I never want to do it again, ever– but the process really wasn’t so bad once I adjusted the way I was thinking about it. I saw someone tweet (hi, Shannon!) that someone else had told them to think about the exams as writing days. And we all know I love to write, so that’s what I did. It took some of the pressure off and allowed me to get carried away by my ideas.

Practically speaking, I spent about 30 minutes getting myself organized for writing– selecting the books I wanted to use, jotting down ideas, connecting the dots. Once I had my outline, I just let my fingers fly. I wrote almost every day (in a Googledoc so there was no fear of losing my writing) for at least two and half hours without stopping. I would write until I had exhausted myself, then I would take a break for lunch, catch a second wind and then write for two more hours. I usually started to fade somewhere around 3 o’clock, which is when I’d start to round out my answers, read over everything and edit. I would add a sentence here, delete a sentence there, until it sounded the way I wanted. By 4 o’clock I had, on average, around 15 pages of work that I downloaded from Googledocs into a word document, then attached to the email that the questions had arrived in. I would submit them the moment the clock struck 4 and feel my body slump with pride and exhaustion at having finished another day.

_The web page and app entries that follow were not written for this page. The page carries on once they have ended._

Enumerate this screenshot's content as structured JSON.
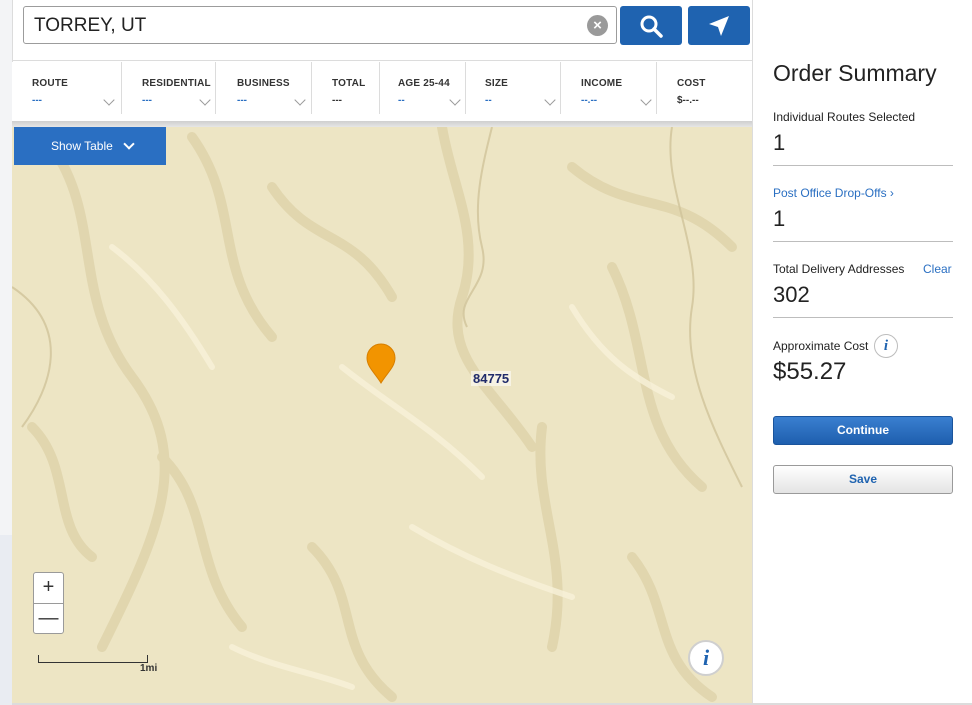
{
  "search": {
    "value": "TORREY, UT",
    "clear_icon": "clear-circle-icon",
    "search_icon": "magnifier-icon",
    "locate_icon": "location-arrow-icon"
  },
  "filters": [
    {
      "label": "ROUTE",
      "value": "---"
    },
    {
      "label": "RESIDENTIAL",
      "value": "---"
    },
    {
      "label": "BUSINESS",
      "value": "---"
    },
    {
      "label": "TOTAL",
      "value": "---"
    },
    {
      "label": "AGE 25-44",
      "value": "--"
    },
    {
      "label": "SIZE",
      "value": "--"
    },
    {
      "label": "INCOME",
      "value": "--.--"
    },
    {
      "label": "COST",
      "value": "$--.--"
    }
  ],
  "map": {
    "show_table_label": "Show Table",
    "zip_label": "84775",
    "zoom_in": "+",
    "zoom_out": "—",
    "scale_label": "1mi",
    "info_glyph": "i",
    "pin_color": "#f29400",
    "terrain_color": "#ede5c4"
  },
  "summary": {
    "title": "Order Summary",
    "routes_label": "Individual Routes Selected",
    "routes_value": "1",
    "po_link": "Post Office Drop-Offs ›",
    "po_value": "1",
    "total_label": "Total Delivery Addresses",
    "clear_link": "Clear",
    "total_value": "302",
    "cost_label": "Approximate Cost",
    "cost_info_glyph": "i",
    "cost_value": "$55.27",
    "continue_label": "Continue",
    "save_label": "Save"
  },
  "colors": {
    "accent": "#1f63b0",
    "link": "#2a6fc2"
  }
}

I walked around the house with a mixture of fatigue and satisfaction for a few minutes after submitting each test, riding on the high of finishing, before I started on my relaxation routine. I would have a cider, my drink of choice, call my dad, do a facemask and meditate while the mask was on. Then I would spend some time either mindlessly flipping back and forth between the Vampire Diaries and Gilmore Girls or else reading a few pages in Justin Reynolds’ Opposite of Always. I’d have dinner then spend a little time looking at notes for the next day. It wasn’t a hard core study session, just a casual flip through notes. Even on my day off, I spent most of my time laying around. I was actually so wound up and buzzing with energy that I was convinced I should’ve just scheduled my exams to go straight through.

Thank God I gave myself that Wednesday break because by Friday at 2, I was crawling to the finish line. I think my answers were good that day, but it was obvious that I was running out of steam. Those were my shortest answers and probably my least well developed.

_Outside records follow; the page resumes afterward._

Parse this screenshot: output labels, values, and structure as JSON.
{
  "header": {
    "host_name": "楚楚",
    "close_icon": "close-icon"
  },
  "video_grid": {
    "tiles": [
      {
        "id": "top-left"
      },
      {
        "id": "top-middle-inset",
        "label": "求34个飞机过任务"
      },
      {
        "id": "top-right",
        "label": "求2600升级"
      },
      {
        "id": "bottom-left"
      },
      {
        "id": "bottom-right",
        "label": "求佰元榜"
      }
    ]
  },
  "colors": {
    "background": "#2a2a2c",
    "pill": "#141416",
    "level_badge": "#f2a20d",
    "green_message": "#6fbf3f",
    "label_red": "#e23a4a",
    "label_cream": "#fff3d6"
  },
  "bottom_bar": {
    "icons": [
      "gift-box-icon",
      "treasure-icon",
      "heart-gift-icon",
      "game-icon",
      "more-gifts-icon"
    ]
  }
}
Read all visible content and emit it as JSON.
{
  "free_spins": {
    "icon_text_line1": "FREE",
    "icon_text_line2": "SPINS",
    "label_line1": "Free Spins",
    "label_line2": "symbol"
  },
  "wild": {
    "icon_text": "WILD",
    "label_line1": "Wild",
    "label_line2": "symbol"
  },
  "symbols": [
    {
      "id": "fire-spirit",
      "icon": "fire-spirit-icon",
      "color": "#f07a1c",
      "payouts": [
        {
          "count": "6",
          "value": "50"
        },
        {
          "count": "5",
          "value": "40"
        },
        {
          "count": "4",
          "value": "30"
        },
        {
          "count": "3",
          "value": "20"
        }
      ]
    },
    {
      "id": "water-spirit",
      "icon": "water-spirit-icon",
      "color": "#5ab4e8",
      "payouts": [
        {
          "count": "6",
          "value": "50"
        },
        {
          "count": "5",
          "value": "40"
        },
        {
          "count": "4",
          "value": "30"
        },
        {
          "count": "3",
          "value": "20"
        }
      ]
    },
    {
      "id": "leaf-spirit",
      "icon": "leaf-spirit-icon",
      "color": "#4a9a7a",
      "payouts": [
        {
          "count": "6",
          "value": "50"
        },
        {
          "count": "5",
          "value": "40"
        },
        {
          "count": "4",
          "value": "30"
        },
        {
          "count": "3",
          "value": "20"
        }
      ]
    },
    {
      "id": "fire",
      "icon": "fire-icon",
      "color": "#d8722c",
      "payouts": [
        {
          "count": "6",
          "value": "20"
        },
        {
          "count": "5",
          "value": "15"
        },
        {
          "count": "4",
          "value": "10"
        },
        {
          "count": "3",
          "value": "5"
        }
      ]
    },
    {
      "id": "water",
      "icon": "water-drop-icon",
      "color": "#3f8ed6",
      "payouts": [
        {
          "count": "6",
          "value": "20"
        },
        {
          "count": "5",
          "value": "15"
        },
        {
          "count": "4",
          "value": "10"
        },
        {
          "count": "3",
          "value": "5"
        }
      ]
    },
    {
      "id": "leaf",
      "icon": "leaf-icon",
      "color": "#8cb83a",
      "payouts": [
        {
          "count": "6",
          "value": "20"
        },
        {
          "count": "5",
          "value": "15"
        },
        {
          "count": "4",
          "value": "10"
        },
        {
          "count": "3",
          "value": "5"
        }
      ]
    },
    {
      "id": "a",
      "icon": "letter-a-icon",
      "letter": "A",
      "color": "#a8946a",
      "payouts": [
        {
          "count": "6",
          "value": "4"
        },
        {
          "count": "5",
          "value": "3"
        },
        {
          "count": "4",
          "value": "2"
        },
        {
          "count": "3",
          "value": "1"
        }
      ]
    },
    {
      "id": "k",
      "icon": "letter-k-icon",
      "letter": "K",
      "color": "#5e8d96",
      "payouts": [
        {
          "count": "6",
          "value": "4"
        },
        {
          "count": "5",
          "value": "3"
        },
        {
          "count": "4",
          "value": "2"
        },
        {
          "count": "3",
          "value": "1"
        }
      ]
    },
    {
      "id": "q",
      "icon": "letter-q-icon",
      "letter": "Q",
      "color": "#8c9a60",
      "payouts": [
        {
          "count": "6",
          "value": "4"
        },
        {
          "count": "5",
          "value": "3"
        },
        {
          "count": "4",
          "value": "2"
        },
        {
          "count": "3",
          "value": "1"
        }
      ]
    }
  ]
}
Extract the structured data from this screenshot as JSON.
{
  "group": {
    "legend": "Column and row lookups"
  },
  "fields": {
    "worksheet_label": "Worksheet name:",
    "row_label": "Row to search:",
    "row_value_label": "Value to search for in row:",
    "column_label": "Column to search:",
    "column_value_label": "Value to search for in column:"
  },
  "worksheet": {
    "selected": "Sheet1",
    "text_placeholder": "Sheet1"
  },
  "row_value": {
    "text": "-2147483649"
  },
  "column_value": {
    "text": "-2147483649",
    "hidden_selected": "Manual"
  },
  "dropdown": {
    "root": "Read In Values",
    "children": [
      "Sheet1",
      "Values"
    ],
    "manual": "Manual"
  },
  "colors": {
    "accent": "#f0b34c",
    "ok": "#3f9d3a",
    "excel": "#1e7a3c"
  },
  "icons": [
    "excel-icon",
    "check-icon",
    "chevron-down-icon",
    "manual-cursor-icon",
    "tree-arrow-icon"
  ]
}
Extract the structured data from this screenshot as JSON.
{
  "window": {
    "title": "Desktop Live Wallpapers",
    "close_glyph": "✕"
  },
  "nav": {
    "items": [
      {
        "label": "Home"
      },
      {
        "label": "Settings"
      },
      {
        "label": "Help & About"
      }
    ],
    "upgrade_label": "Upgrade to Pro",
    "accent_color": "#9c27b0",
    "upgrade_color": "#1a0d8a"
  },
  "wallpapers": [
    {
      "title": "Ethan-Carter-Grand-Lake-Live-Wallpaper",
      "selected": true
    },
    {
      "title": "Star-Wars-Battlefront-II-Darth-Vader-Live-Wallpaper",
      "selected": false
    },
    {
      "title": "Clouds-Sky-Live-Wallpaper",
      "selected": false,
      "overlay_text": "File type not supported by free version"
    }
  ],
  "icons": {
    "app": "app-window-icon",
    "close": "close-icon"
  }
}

I wrote as much as I could on that last day and it was the only day that I submitted my answers before 4. I couldn’t look at my writing any more. I had written almost 60 pages total and I was done. I hit send and immediately a blanket of fatigue hit me. I had been running on adrenaline for pretty much the entire week.

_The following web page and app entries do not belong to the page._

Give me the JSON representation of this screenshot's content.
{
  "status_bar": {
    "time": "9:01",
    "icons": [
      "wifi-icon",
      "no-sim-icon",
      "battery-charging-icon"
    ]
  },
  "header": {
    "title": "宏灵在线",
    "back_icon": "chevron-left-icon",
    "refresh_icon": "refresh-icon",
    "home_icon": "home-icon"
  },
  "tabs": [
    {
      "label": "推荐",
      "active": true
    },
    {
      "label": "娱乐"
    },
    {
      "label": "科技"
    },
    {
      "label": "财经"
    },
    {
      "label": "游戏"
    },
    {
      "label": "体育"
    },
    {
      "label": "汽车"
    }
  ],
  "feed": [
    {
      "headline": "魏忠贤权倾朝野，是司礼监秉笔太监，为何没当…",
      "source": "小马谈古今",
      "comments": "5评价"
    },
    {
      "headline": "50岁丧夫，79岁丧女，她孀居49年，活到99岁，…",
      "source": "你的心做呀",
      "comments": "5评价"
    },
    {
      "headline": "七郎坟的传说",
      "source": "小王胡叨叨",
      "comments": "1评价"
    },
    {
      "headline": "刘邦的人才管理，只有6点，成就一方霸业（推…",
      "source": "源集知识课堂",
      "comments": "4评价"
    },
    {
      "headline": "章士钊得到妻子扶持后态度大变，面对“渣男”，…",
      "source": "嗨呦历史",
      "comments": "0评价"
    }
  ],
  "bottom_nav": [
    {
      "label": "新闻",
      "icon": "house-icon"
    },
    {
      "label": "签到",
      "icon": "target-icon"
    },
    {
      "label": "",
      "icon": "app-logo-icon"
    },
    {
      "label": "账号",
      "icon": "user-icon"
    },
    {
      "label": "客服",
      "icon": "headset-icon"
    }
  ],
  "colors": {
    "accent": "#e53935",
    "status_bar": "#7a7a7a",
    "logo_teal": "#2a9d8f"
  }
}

I made a celebratory Target run and had dinner out with my parents. I was going to watch Into the Spider-Verse, but the fatigue won. I was out like a light before ten.

Of course, Karin Wulf was right all along: It was the process. Because I had carefully done my work over the last several months, I was more than prepared to take the exam.

I’m thisclose to ABD (All But Dissertation). Just an oral exam standing in my way.

But after surviving this ordeal, I can survive an hour with four people who only want me to succeed. The hard part is over.

And just like Professor Harold tweeted at me, I need to relax, but I won’t: I’m already plotting what comes next.

I’m too eager, too hungry, to relax– not when Ravynn K. Stringfield, Ph.D. is closer than ever.